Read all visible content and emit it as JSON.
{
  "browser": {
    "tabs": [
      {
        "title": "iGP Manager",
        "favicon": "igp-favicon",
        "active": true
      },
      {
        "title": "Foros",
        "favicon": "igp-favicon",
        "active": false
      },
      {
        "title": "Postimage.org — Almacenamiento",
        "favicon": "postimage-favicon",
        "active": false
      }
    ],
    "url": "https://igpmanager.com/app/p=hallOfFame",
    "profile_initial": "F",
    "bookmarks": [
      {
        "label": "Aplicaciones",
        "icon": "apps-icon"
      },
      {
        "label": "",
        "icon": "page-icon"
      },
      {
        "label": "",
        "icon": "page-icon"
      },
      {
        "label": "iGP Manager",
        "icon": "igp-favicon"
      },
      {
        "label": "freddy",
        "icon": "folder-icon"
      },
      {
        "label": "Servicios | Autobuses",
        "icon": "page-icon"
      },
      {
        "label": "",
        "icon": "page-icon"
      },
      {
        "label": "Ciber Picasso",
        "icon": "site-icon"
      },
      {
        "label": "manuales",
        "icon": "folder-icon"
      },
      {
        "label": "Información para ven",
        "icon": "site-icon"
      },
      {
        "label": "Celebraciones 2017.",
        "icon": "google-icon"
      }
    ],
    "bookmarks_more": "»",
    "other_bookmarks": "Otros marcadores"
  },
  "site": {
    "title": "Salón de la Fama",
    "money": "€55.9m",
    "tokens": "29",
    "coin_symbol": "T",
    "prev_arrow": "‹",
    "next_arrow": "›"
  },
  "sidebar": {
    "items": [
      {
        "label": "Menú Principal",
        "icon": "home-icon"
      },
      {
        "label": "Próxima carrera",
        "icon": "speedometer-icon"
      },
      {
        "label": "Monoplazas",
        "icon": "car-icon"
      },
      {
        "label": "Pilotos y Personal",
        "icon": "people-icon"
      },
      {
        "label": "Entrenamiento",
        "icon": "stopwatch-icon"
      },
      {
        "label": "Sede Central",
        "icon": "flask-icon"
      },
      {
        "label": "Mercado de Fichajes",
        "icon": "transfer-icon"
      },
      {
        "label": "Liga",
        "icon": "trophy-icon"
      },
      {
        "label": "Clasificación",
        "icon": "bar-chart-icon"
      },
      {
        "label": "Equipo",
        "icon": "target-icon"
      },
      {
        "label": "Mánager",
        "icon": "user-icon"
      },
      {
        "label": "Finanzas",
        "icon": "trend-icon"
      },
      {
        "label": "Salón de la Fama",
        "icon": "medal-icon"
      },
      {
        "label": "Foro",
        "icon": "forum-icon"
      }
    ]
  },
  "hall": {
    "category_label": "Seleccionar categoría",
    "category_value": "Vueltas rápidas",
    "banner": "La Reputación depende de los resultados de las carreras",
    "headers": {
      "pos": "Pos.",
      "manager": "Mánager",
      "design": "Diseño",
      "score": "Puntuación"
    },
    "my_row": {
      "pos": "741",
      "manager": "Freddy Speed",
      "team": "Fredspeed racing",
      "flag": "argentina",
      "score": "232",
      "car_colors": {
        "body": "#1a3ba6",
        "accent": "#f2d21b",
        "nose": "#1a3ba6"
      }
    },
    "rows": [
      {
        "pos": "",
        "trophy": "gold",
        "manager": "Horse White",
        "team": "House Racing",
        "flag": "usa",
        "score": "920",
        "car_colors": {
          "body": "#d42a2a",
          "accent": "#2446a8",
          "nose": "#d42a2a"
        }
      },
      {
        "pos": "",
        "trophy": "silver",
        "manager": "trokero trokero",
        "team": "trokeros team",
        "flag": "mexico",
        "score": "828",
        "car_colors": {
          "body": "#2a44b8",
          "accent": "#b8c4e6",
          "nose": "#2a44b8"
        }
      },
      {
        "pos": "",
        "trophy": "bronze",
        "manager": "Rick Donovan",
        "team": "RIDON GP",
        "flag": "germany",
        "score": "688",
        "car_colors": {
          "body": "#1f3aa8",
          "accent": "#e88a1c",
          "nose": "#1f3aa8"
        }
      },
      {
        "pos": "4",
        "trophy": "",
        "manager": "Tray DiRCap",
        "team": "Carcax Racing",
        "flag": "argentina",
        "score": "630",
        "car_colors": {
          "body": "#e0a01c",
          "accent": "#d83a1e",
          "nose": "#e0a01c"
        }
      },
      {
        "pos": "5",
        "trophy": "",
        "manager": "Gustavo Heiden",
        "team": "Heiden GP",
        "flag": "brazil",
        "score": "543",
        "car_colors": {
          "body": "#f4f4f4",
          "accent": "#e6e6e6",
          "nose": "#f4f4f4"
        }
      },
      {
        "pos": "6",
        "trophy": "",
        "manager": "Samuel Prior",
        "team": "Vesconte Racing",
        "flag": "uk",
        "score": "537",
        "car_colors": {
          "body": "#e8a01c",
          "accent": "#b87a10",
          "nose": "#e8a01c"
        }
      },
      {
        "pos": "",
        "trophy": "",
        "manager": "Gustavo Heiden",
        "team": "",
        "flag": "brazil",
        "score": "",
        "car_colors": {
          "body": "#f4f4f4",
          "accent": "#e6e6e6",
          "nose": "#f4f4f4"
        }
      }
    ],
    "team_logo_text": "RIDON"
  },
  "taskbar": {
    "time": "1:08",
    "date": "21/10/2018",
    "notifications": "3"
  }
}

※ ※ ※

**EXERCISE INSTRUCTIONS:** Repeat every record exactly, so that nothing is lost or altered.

**SOLUTION:**
Read all visible content and emit it as JSON.
{
  "browser": {
    "tabs": [
      {
        "title": "iGP Manager",
        "favicon": "igp-favicon",
        "active": true
      },
      {
        "title": "Foros",
        "favicon": "igp-favicon",
        "active": false
      },
      {
        "title": "Postimage.org — Almacenamiento",
        "favicon": "postimage-favicon",
        "active": false
      }
    ],
    "url": "https://igpmanager.com/app/p=hallOfFame",
    "profile_initial": "F",
    "bookmarks": [
      {
        "label": "Aplicaciones",
        "icon": "apps-icon"
      },
      {
        "label": "",
        "icon": "page-icon"
      },
      {
        "label": "",
        "icon": "page-icon"
      },
      {
        "label": "iGP Manager",
        "icon": "igp-favicon"
      },
      {
        "label": "freddy",
        "icon": "folder-icon"
      },
      {
        "label": "Servicios | Autobuses",
        "icon": "page-icon"
      },
      {
        "label": "",
        "icon": "page-icon"
      },
      {
        "label": "Ciber Picasso",
        "icon": "site-icon"
      },
      {
        "label": "manuales",
        "icon": "folder-icon"
      },
      {
        "label": "Información para ven",
        "icon": "site-icon"
      },
      {
        "label": "Celebraciones 2017.",
        "icon": "google-icon"
      }
    ],
    "bookmarks_more": "»",
    "other_bookmarks": "Otros marcadores"
  },
  "site": {
    "title": "Salón de la Fama",
    "money": "€55.9m",
    "tokens": "29",
    "coin_symbol": "T",
    "prev_arrow": "‹",
    "next_arrow": "›"
  },
  "sidebar": {
    "items": [
      {
        "label": "Menú Principal",
        "icon": "home-icon"
      },
      {
        "label": "Próxima carrera",
        "icon": "speedometer-icon"
      },
      {
        "label": "Monoplazas",
        "icon": "car-icon"
      },
      {
        "label": "Pilotos y Personal",
        "icon": "people-icon"
      },
      {
        "label": "Entrenamiento",
        "icon": "stopwatch-icon"
      },
      {
        "label": "Sede Central",
        "icon": "flask-icon"
      },
      {
        "label": "Mercado de Fichajes",
        "icon": "transfer-icon"
      },
      {
        "label": "Liga",
        "icon": "trophy-icon"
      },
      {
        "label": "Clasificación",
        "icon": "bar-chart-icon"
      },
      {
        "label": "Equipo",
        "icon": "target-icon"
      },
      {
        "label": "Mánager",
        "icon": "user-icon"
      },
      {
        "label": "Finanzas",
        "icon": "trend-icon"
      },
      {
        "label": "Salón de la Fama",
        "icon": "medal-icon"
      },
      {
        "label": "Foro",
        "icon": "forum-icon"
      }
    ]
  },
  "hall": {
    "category_label": "Seleccionar categoría",
    "category_value": "Vueltas rápidas",
    "banner": "La Reputación depende de los resultados de las carreras",
    "headers": {
      "pos": "Pos.",
      "manager": "Mánager",
      "design": "Diseño",
      "score": "Puntuación"
    },
    "my_row": {
      "pos": "741",
      "manager": "Freddy Speed",
      "team": "Fredspeed racing",
      "flag": "argentina",
      "score": "232",
      "car_colors": {
        "body": "#1a3ba6",
        "accent": "#f2d21b",
        "nose": "#1a3ba6"
      }
    },
    "rows": [
      {
        "pos": "",
        "trophy": "gold",
        "manager": "Horse White",
        "team": "House Racing",
        "flag": "usa",
        "score": "920",
        "car_colors": {
          "body": "#d42a2a",
          "accent": "#2446a8",
          "nose": "#d42a2a"
        }
      },
      {
        "pos": "",
        "trophy": "silver",
        "manager": "trokero trokero",
        "team": "trokeros team",
        "flag": "mexico",
        "score": "828",
        "car_colors": {
          "body": "#2a44b8",
          "accent": "#b8c4e6",
          "nose": "#2a44b8"
        }
      },
      {
        "pos": "",
        "trophy": "bronze",
        "manager": "Rick Donovan",
        "team": "RIDON GP",
        "flag": "germany",
        "score": "688",
        "car_colors": {
          "body": "#1f3aa8",
          "accent": "#e88a1c",
          "nose": "#1f3aa8"
        }
      },
      {
        "pos": "4",
        "trophy": "",
        "manager": "Tray DiRCap",
        "team": "Carcax Racing",
        "flag": "argentina",
        "score": "630",
        "car_colors": {
          "body": "#e0a01c",
          "accent": "#d83a1e",
          "nose": "#e0a01c"
        }
      },
      {
        "pos": "5",
        "trophy": "",
        "manager": "Gustavo Heiden",
        "team": "Heiden GP",
        "flag": "brazil",
        "score": "543",
        "car_colors": {
          "body": "#f4f4f4",
          "accent": "#e6e6e6",
          "nose": "#f4f4f4"
        }
      },
      {
        "pos": "6",
        "trophy": "",
        "manager": "Samuel Prior",
        "team": "Vesconte Racing",
        "flag": "uk",
        "score": "537",
        "car_colors": {
          "body": "#e8a01c",
          "accent": "#b87a10",
          "nose": "#e8a01c"
        }
      },
      {
        "pos": "",
        "trophy": "",
        "manager": "Gustavo Heiden",
        "team": "",
        "flag": "brazil",
        "score": "",
        "car_colors": {
          "body": "#f4f4f4",
          "accent": "#e6e6e6",
          "nose": "#f4f4f4"
        }
      }
    ],
    "team_logo_text": "RIDON"
  },
  "taskbar": {
    "time": "1:08",
    "date": "21/10/2018",
    "notifications": "3"
  }
}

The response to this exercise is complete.